It’s impressive how the software can add color to the file. Yet:
What does color really add to the photo?
We’ve all seen plenty of photos of people photographing people photographing each other, but not for a while. Not from me, at least.
Sunday in San Jose, two days before the legal CV-19 masking restrictions were (mostly) lifted – at least for now.
An edit and crop of the Monochrom sample shot from a few days ago.
For the previous post, I had to dig out some of my old files from a brief 2014 affair with the original Leica Monochrom.
Here’s one of the shots I liked that were made with it, in this case on the streets of Miami. The artist here told me he was from elsewhere but I can’t recall his name or those details any more. Or maybe I’m just being misguided by the tee-shirt.
Photos can trick memory as much as assist it.
Adobe Camera Raw (ACR) has supported Leica Monchrom files for most of the past decade, yet the support seems to have been pretty modest – a linear mapping of the grayscale-source DNG values. Setting your preferences for “Camera Matching” has essentially no effect - the contrast adjustments in the Monochrom are ignored.

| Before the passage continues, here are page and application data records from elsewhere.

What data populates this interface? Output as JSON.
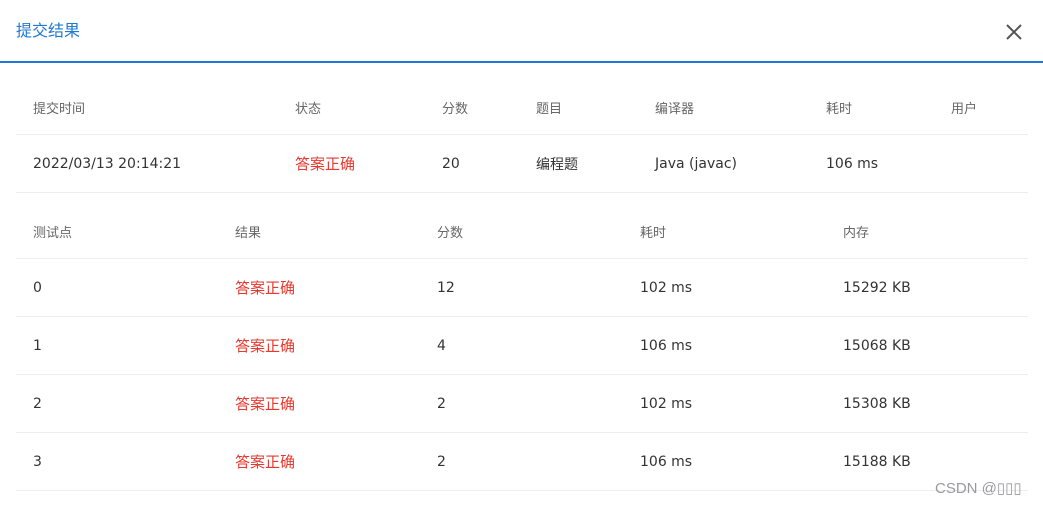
{
  "dialog": {
    "title": "提交结果"
  },
  "summary": {
    "headers": [
      "提交时间",
      "状态",
      "分数",
      "题目",
      "编译器",
      "耗时",
      "用户"
    ],
    "row": {
      "time": "2022/03/13 20:14:21",
      "status": "答案正确",
      "score": "20",
      "problem": "编程题",
      "compiler": "Java (javac)",
      "elapsed": "106 ms",
      "user": ""
    }
  },
  "testcases": {
    "headers": [
      "测试点",
      "结果",
      "分数",
      "耗时",
      "内存"
    ],
    "rows": [
      {
        "id": "0",
        "result": "答案正确",
        "score": "12",
        "time": "102 ms",
        "memory": "15292 KB"
      },
      {
        "id": "1",
        "result": "答案正确",
        "score": "4",
        "time": "106 ms",
        "memory": "15068 KB"
      },
      {
        "id": "2",
        "result": "答案正确",
        "score": "2",
        "time": "102 ms",
        "memory": "15308 KB"
      },
      {
        "id": "3",
        "result": "答案正确",
        "score": "2",
        "time": "106 ms",
        "memory": "15188 KB"
      }
    ]
  },
  "watermark": "CSDN @▯▯▯",
  "colors": {
    "accent": "#1f78d1",
    "success_text": "#e5382f"
  },
  "icons": {
    "close": "close-icon"
  }
}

The pic above shows three versions. On the left, what ACR will deliver directly from the sensor: a full range but with flat tones. The center is what the EVF showed, and is the in-camera JPG. The right image is something getting closer to my final edit, based on a higher-contrast version like that at the center: closer to the EVF view than what was delivered by ACR.
I couldn’t find any publicly-available curves or presets for Monochrom DNGs to match the contrast ranges you might see in the EVF or JPGs. So: I made some. You can find the link below: